It was okay (he referenced some of his other books which I only now read), but it HALTED the story we were all getting into. (Spoiler, the new Dark Tower book is more of the same.)
This was a problem in Jeff’s script. He had a very decent story going, and the group was being chased by the government as they struggled to unearth a conspiracy and we suddenly stop for a creation story?
Not that the story of God vs. Lucifer was bad, just that it didn’t fit in this movie. Especially not to stop the main story and do this side story for 30 pages.
This is where I think this project might make a better TV series than a movie, as something like that would be good in a pilot.

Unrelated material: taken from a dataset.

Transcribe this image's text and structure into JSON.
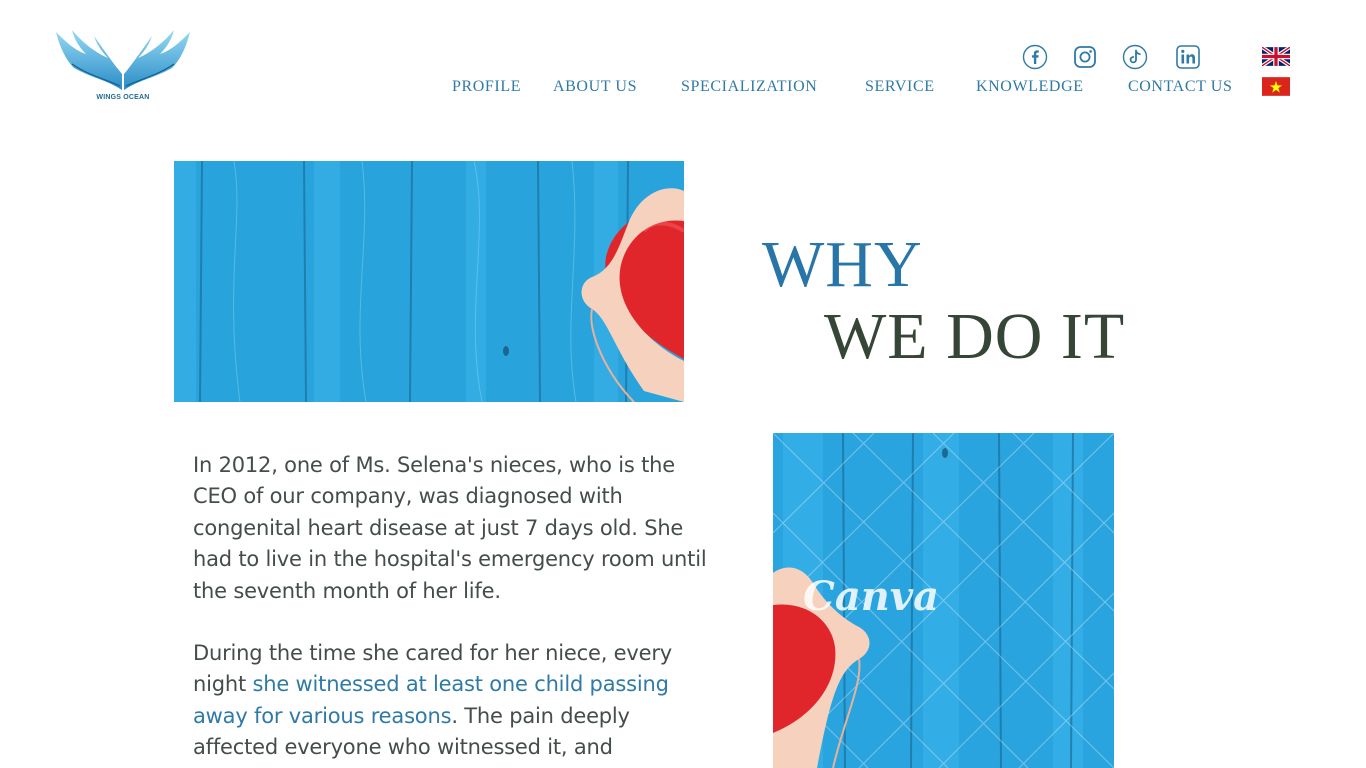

Unfortunately, it didn’t work for a movie since there’s two storylines that are presented and neither are truly finished.
A side note, I did like the Jerusalem stuff, but again, it left me at a cliffhanger, nothing was resolved. This would be perfect for a TV show (hell, Lost did it week after week) since we’d be waiting a week to find out what happens.
Do this with a movie, though, and they’ll throw popcorn at you.
1 out of 10 points.
9.) Does the story play to a target audience, and have the elements demanded by that audience?
I’m not sure.
Scifi folks will probably enjoy it, but the religious stuff I think was too in the middle that scientists will scoff at it while religious folks might come off as annoyed.
Thing that bugged me was the mammoths roaming around with the dinosaurs. If you’re going to pair this with God and creation, most people are going to sigh and roll their eyes.
It’s pretty established that woolly mammoths didn’t roam around with T Rex and to suggest otherwise is going to alienate a lot of people.
Jeremiah vs. Jacob
There needs to be more turmoil in their relationship.
Whether Jeremiah’s pissed his father faked his death, or just mad that he wasn’t there for him when his mom died, SOME sort of STRIFE needs to happen between them.
Right now Jeremiah talks a good game before they reach Jacob, then is all, “Hi, pop.”
Page 62 – I didn’t like how the drones weren’t a problem when Jacob was retelling his Act 1 story, but once he finishes suddenly they’re in immanent danger?
Page 89 – Jacob can be chummy with the guards, since he has an idea of what’s going on. Even if the guards are nice to Jeremiah though, he should be fighting back since these are the people holding him against his will.
4 out of 10 points.
Eons Part 1 does have me wondering what parts 2 and 3 have in store, but unfortunately I’m currently under the impression calling them “the greatest” anything is a stretch.
The author needs to decide which direction to take this. On one hand it would make a decent TV show if flushed out properly, but if he’s sold on making it a movie he’s realistically going to have to drop the Earth Act 1 story completely, or GREATLY reduce it to various quick flashbacks.
Either way there’s a decent amount of work in front of him, so it might be worth it to move onto an easier linear project, then come back to Eons if the itch to complete it is still there.
Total 50 out of 100 points.